Shortly after speaking with a bullhorn amidst the still-smoking wreckage at the World Trade Center site, President George W. Bush urged Americans to 'get down to Disney World in Florida...take your families and enjoy life, the way we want it to be enjoyed.' Americans, he implied, should not merely offer sacrifices but return to normalcy. Consistent with this anecdote, his administration cut taxes, and held of efforts by a renegade group of anti-war Congress members to introduce a 'share the sacrifice' war tax for Iraq in 2007. According to the tax's opponents, Americans were already being 'taxed to death.' The ultimate result of all of this is that the government has financed the wars in Iraq and Afghanistan entirely through borrowing.
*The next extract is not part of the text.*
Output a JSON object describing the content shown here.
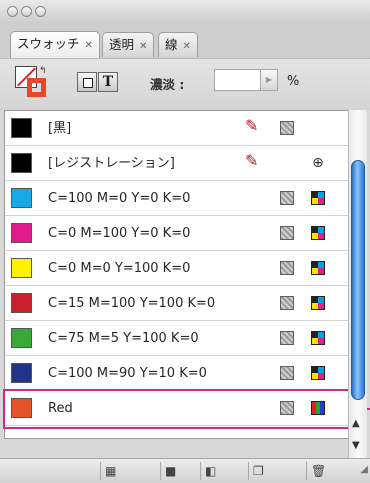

As Sarah Kreps shows in Taxing Wars, the type of debt financing for war that we have seen since 9/11 could not have been more different from earlier experiences when wars meant taxation. For instance, in 1914-three years before America's direct involvement in World War I-President Wilson urged war taxes as a way to fund defense preparations. Indeed, the Wilson Administration levied a series of war taxes before, during, and after the war, amounting to about one-third of the war's costs. Why, when Wilson was aiming to recruit rather than repel support for the war, did he introduce measures such as a hefty war tax that recent leaders have considered politically toxic? Why was the public so magnanimous in its willingness to contribute its own resources? By contrast, why did leaders not use the crisis of war, often used as entrées for introducing war taxes in the past, in the aftermath of 9/11 to extract resources from the populace in a way that been customary in the past? More generally, what explains shifting attitudes towards bearing the financial burden of war and the move away from war taxes, and the consequences of that shift?
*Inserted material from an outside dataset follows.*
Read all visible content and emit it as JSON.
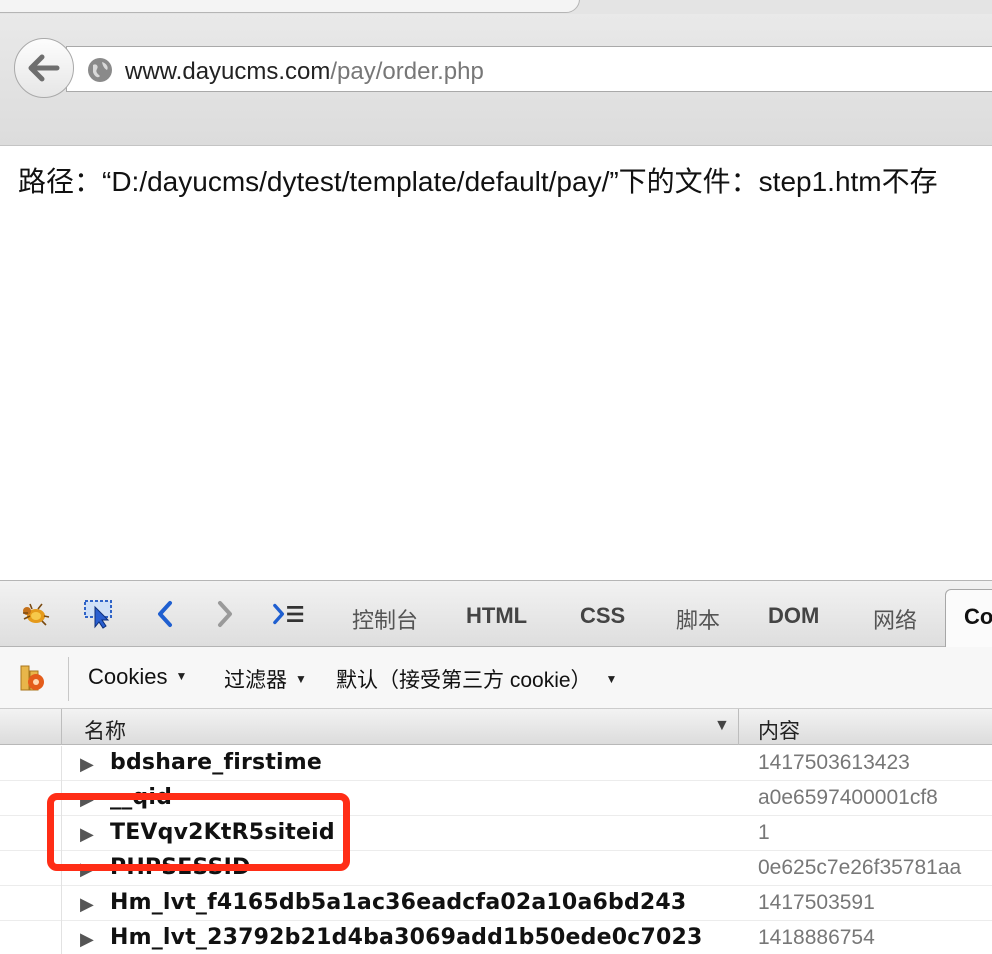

Kreps argues that the starkly different approaches are the result of public attitudes towards wartime fiscal sacrifice that vary depending on the underlying type of war and state-society relations. The public accepted the sacrifices that the state demanded during the two world wars, an effect of both the nature of those wars and the public's more favorable views toward government in that era. However, when these factors combine to make the public cost sensitive, leaders have pursued forms of war finance that anticipate opposition and minimize constraints on the way they use force. In post-1945 wars, the public has become almost uniformly unforgiving of fiscal sacrifice, which explains leaders' increased tendency to rely on less visible forms of finance such as borrowing. The lack of visibility has had an important knock-on effect too: Leaders have been able to increasingly operate without the type of decision-making constraints that were present in earlier war efforts which depended upon broader levels of public support. Her ultimate conclusion is both sobering and extremely important: the deterioration of decision-making accountability with regard to war in the second half of the twentieth century has allowed leaders to wage increasingly costly and protracted wars. And because the health of a democracy can be measured by how responsive leaders are to an informed and attentive public in times of war, our current practices suggest that we are edging ever closer to how non-democracies conduct war.